Project
The Action challenge is to increase the degree of sustainability of European temperate forest management for biodiversity. The Action will gather the most comprehensive knowledge of European multi-taxonomic forest biodiversity through the collaboration of research groups that collect data locally. It will adopt a bottom-up approach, by establishing a synergy of local research efforts to collect information on multi-taxon biodiversity, structure and management, to inform sustainable forest management. Outcomes will include shared research and monitoring tools for forest biodiversity, innovative indicators for sustainable forest management (SFM) and management guidelines at the stand and landscape scale. These outcomes will improve forest management sustainability, ecosystem functioning and provisioning of services.
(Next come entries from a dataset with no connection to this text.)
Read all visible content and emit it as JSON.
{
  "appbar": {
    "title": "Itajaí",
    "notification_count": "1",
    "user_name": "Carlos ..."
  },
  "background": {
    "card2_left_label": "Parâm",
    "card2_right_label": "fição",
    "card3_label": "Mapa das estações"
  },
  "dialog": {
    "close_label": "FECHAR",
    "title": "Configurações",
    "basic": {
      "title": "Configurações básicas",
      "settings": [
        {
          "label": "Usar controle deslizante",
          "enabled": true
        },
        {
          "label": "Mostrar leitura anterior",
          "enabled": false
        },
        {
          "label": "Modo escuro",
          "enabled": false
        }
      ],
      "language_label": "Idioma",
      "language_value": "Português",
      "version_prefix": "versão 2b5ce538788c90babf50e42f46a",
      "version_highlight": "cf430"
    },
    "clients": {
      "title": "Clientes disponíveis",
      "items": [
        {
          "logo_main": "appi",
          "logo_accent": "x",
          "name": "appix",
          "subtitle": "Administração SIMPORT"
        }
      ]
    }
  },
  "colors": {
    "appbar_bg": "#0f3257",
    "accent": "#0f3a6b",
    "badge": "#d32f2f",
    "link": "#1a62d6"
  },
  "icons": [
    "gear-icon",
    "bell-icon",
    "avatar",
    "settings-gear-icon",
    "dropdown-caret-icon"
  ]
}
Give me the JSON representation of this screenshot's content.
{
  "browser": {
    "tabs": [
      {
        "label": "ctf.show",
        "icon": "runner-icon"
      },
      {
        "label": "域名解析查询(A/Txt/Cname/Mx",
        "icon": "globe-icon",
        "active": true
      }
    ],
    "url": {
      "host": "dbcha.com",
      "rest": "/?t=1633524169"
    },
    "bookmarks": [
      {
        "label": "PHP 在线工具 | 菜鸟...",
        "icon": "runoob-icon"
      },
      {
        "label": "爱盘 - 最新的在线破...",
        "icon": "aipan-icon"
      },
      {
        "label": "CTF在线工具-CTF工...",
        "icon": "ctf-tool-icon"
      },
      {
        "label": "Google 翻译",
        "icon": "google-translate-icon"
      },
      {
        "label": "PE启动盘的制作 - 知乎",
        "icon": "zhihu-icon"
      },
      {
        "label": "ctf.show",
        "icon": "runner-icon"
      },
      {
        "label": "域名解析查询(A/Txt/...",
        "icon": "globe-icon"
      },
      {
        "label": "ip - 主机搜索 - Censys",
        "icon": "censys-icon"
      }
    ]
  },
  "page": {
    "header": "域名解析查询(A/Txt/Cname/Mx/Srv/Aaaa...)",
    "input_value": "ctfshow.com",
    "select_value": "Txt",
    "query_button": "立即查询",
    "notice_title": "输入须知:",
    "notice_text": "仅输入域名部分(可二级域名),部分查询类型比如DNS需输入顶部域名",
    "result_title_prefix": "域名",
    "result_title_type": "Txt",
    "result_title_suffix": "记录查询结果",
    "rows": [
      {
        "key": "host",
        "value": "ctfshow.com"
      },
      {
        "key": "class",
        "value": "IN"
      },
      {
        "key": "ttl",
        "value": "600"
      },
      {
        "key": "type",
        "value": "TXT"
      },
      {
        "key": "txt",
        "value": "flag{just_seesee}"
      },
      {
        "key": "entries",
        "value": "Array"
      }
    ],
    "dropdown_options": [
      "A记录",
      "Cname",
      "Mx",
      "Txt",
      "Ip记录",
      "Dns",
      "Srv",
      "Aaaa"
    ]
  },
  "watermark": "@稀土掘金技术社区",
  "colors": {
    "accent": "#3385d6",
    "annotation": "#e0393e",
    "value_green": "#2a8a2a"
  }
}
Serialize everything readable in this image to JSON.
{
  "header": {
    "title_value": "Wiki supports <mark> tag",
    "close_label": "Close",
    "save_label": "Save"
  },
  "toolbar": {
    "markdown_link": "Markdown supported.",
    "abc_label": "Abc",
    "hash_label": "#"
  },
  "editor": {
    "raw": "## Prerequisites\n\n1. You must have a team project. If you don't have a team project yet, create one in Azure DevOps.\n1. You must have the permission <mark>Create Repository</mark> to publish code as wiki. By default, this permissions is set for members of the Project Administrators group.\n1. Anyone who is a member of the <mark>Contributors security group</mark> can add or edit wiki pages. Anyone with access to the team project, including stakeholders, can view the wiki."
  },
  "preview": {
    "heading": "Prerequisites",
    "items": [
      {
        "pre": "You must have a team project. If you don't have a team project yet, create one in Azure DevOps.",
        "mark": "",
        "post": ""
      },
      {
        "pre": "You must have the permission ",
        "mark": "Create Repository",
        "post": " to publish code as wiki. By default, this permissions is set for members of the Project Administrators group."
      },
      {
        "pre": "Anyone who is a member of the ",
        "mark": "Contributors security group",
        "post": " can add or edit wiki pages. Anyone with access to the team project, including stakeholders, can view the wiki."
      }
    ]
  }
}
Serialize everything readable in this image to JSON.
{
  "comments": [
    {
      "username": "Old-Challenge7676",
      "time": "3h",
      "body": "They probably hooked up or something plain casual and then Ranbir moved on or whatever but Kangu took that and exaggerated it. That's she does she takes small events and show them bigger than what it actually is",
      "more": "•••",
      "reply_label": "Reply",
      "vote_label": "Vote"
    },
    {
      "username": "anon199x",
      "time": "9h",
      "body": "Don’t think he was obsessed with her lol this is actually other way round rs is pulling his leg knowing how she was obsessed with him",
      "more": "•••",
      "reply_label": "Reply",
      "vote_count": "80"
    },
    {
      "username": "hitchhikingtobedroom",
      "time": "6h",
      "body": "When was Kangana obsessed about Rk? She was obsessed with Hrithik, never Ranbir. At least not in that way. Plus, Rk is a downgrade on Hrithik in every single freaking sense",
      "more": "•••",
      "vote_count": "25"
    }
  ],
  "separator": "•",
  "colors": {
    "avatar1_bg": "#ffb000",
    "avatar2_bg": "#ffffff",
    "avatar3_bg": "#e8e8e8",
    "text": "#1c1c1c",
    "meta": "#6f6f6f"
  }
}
The Action involves about 100 researchers and stakeholders from more than 30 countries and presents an outstanding opportunity to develop a strong network of collaboration for standardised broad-scale multi-taxon studies in Europe. https://www.bottoms-up.eu/en/about.html